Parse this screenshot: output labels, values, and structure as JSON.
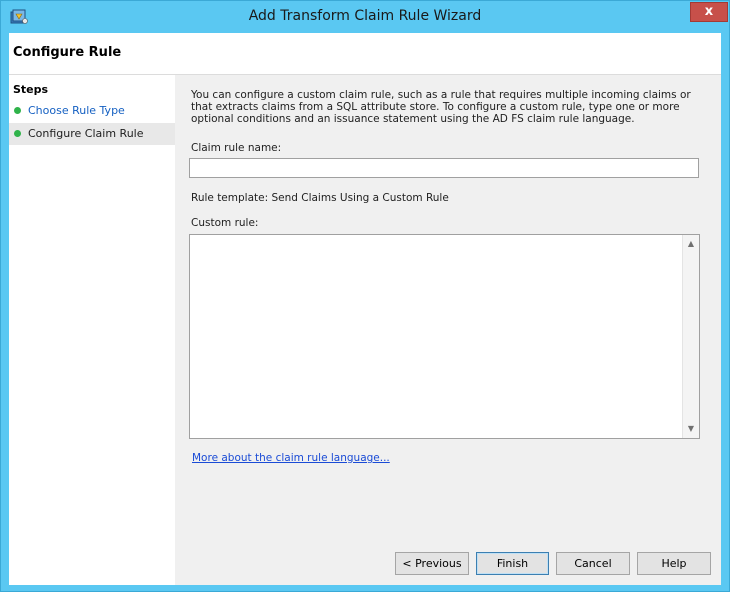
{
  "window": {
    "title": "Add Transform Claim Rule Wizard",
    "close_glyph": "x",
    "icon": "wizard-app-icon"
  },
  "header": {
    "title": "Configure Rule"
  },
  "steps": {
    "heading": "Steps",
    "items": [
      {
        "label": "Choose Rule Type",
        "state": "link"
      },
      {
        "label": "Configure Claim Rule",
        "state": "current"
      }
    ]
  },
  "content": {
    "description": "You can configure a custom claim rule, such as a rule that requires multiple incoming claims or that extracts claims from a SQL attribute store. To configure a custom rule, type one or more optional conditions and an issuance statement using the AD FS claim rule language.",
    "claim_rule_name_label": "Claim rule name:",
    "claim_rule_name_value": "",
    "rule_template_text": "Rule template: Send Claims Using a Custom Rule",
    "custom_rule_label": "Custom rule:",
    "custom_rule_value": "",
    "more_link": "More about the claim rule language..."
  },
  "buttons": {
    "previous": "< Previous",
    "finish": "Finish",
    "cancel": "Cancel",
    "help": "Help"
  },
  "colors": {
    "title_bar": "#5ac8f2",
    "step_dot": "#2fb34a",
    "link": "#1a4bd6",
    "close_button": "#c7504a"
  }
}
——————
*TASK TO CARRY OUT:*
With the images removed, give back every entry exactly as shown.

*RESPONSE BELOW:*
Parse this screenshot: output labels, values, and structure as JSON.
{
  "window": {
    "title": "Add Transform Claim Rule Wizard",
    "close_glyph": "x",
    "icon": "wizard-app-icon"
  },
  "header": {
    "title": "Configure Rule"
  },
  "steps": {
    "heading": "Steps",
    "items": [
      {
        "label": "Choose Rule Type",
        "state": "link"
      },
      {
        "label": "Configure Claim Rule",
        "state": "current"
      }
    ]
  },
  "content": {
    "description": "You can configure a custom claim rule, such as a rule that requires multiple incoming claims or that extracts claims from a SQL attribute store. To configure a custom rule, type one or more optional conditions and an issuance statement using the AD FS claim rule language.",
    "claim_rule_name_label": "Claim rule name:",
    "claim_rule_name_value": "",
    "rule_template_text": "Rule template: Send Claims Using a Custom Rule",
    "custom_rule_label": "Custom rule:",
    "custom_rule_value": "",
    "more_link": "More about the claim rule language..."
  },
  "buttons": {
    "previous": "< Previous",
    "finish": "Finish",
    "cancel": "Cancel",
    "help": "Help"
  },
  "colors": {
    "title_bar": "#5ac8f2",
    "step_dot": "#2fb34a",
    "link": "#1a4bd6",
    "close_button": "#c7504a"
  }
}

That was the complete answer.